The musicians responded with an ecstatic and engaged performance typical of their brief time together. Again, Evans brought a Latin touch to his concert repertoire, with the addition of “Minha,” a composition by Brazilian composer Francis Hime he had recorded four years earlier. He also played such recent additions to his set as “Letter to Evan,” a new piece played solo and dedicated to his son, and “Theme From M*A*S*H.” The rarified climax of the concert came in Miles Davis’ “Nardis”; the great showpiece of the pianist’s last gigs, it stretched to a length of 17 minutes in Buenos Aires, sporting a nearly eight-minute solo introduction and inspired solos by all the group’s members.
LaBarbera says of his collaboration with the band’s bassist, who was then 25, “Marc Johnson and I hooked up immediately. His time was right where I loved it; it was from the first beat. For me, it was seamless. And every time we played, it was instantaneous. It’s like we never left each other. It’s that good. It’s that immediate.”

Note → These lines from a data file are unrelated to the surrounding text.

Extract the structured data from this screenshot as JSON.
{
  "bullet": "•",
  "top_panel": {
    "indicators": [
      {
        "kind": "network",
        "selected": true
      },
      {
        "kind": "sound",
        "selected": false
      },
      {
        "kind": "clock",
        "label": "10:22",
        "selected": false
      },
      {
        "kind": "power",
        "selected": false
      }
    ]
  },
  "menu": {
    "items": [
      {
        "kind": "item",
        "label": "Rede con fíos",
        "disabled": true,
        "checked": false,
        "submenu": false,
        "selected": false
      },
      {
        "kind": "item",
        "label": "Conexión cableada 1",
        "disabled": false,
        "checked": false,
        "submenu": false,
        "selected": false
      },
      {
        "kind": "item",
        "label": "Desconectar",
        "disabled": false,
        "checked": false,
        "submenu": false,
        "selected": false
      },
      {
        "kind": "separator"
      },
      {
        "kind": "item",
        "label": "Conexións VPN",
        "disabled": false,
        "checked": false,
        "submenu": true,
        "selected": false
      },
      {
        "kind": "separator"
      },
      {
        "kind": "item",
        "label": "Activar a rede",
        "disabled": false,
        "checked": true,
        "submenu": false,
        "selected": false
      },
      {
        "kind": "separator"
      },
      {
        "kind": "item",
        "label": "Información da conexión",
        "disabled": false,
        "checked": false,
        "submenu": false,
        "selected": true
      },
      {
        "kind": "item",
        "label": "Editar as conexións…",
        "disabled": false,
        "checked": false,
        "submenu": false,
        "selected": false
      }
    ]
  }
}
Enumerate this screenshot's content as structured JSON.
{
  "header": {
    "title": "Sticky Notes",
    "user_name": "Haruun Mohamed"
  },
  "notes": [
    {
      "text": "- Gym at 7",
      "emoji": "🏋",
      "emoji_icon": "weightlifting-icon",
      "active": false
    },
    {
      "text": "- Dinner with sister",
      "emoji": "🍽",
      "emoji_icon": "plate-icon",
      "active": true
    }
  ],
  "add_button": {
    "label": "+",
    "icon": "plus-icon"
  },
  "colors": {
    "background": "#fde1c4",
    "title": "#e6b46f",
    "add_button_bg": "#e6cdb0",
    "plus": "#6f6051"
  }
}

Johnson says of the concert, “The trio had arrived at a pretty good place. We were definitely on a rise performance-wise. The plateau we hit was pretty high; pretty dependable and reliable. The music was getting to a really fun place. By then, in 1979, I was definitely playing with a little more authority and conviction. Joe sounds amazing on it, as usual, just phenomenal really. He helped keep that trio going and swinging, and kept it all together. I’m really gratified by the level of the performances and even the recorded sound and the selection of material.”
In How My Heart Sings, Evans’ biographer Peter Pettinger writes, “At the end of this concert Bill yelled to his colleagues, ‘Beautiful!’ as well he might.” And as the listener might, as well.